Rusinga: The forgotten beach and bird paradise
The boat hits the sand of the shore and comes to a halt.
I breathe a sigh of relief. I’m finally on Rusinga Island, or Chula as the islanders call it.
Rusinga Island is one of the best kept secrets of Kenya’s tourism. Much has to do with its location and access.
On this backpacking adventure, I travelled by bus from Nairobi to Kisumu.
From Kisumu, a cramped matatu took me past K’ogello (Barack Obama’s paternal ancestral home) in Siaya, and on to Luanda Ko’otieno on the shores of Lake Victoria from where an hour’s boatride brought me to Rusinga Island.
Rusinga lies on the eastern stretch of Lake Victoria, at the mouth of Winam Gulf.
The island is 16km long. I booked into Rusinga Island Lodge, an exclusive lodge with eight cottages, lush vegetation and complete with a private airstrip and a jetty that is fully lit at night.
I set out to see what a person on holiday would do on the island, besides lying on the warm sandy beach. Well, for one, you could hire a boat and explore the nearby islands.
One of the guides from the lodge suggested bird watching.
“Birds, like, with wings and all?” I asked him. “Yes, birds.” He repeated. Now, I’m not a fan of bird watching.
But apparently Rusinga Island is a bird paradise with some 369 species of local and migratory birds, many not found anywhere else in Kenya.
There is a bird island not too far from the lodge. The guide promised that I would not be disappointed.
And he was right. The small island happens to be a breeding ground for many of the bird species, and everywhere I looked, were birds perched on trees, basking in the sun, fishing or just frolicking in the water. It was a sort of “ bird’s mall,” I remember thinking.
Takawiri Island was a pleasant surprise with white sandy beaches and palm trees.
We toured the now defunct hotel property then later swam in the clear waters.

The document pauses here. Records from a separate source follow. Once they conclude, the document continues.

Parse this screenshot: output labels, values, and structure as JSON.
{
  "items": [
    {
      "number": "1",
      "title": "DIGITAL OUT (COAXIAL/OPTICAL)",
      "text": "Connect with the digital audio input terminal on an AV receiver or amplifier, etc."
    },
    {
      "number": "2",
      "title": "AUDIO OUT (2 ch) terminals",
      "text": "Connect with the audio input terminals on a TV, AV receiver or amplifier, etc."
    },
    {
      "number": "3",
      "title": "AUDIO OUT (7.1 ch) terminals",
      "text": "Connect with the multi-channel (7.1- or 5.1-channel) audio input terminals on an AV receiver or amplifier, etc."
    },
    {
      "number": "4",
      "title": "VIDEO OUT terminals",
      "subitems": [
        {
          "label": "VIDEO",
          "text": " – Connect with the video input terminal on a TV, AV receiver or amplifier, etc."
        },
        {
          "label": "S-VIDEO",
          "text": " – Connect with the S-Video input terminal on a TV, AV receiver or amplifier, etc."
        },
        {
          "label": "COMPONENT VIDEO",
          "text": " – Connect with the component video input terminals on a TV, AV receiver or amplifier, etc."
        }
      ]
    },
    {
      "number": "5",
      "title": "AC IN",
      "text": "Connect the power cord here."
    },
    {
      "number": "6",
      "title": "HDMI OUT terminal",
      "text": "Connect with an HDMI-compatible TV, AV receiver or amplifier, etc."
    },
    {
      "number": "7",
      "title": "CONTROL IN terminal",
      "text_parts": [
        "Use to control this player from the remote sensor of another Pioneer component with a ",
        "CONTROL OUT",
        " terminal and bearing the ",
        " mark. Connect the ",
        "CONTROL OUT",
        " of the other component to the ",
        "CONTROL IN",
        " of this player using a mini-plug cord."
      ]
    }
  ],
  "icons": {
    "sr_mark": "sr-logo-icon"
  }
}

Mfangano Island loomed large across from Takawiri. The beauty of Lake Victoria is its sparkling blue waters.
When heading back to the lodge (after our attempts at fishing yielded nothing but embarrassed laughter) I saw a roof of a “house” with a bullet shape. “Is that a church?”
I asked our guide. It is the Tom Mboya Mausoleum, said the guide.
Although Tom Mboya died 40 years ago, his spirit is still very much present on Rusinga Island. His death is treated as a grand act of martyrdom.
A visit to his mausoleum is a lesson in history, and one of the many brothers (Mboya’s father had four wives) Paul Ndiege walked us through the life of one of Kenya’s legends, felled by a bullet in the political intrigues of the 1960s.
He also showed me mementos from Mboya’s life, which included an old briefcase which he was carrying when he was shot in present day Moi Avenue in Nairobi.
Faint bloodstains are still visible on the copper latches.
A stone’s throw from the official mausoleum is a cultural centre that is an alternative source of information on Tom Mboya’s life.
The effervescent and eloquent Nick Odhiambo — also one of Mboya’s half-brothers — takes guests through Mboya’s life in a muddy and grass-thatched hamlet.
The difference from the mausoleum is that he has a tonne of interesting newspaper cuttings pasted on the walls, including a computerised impression of what Mboya would have looked like today. Odhiambo also gives a talk on the culture of the Luo.
At night, a calming stillness descends on Rusinga, with the only sound being the waves hitting the shore.
And from the lodge’s charming jetty, I can see out in the lake dancing lights from fishermen’s lanterns.
The string of lights looked like a lone city in the lake. And once in a while, the wind carries their voices to the shore; a ghostly sound. The whole scene is quite enchanting.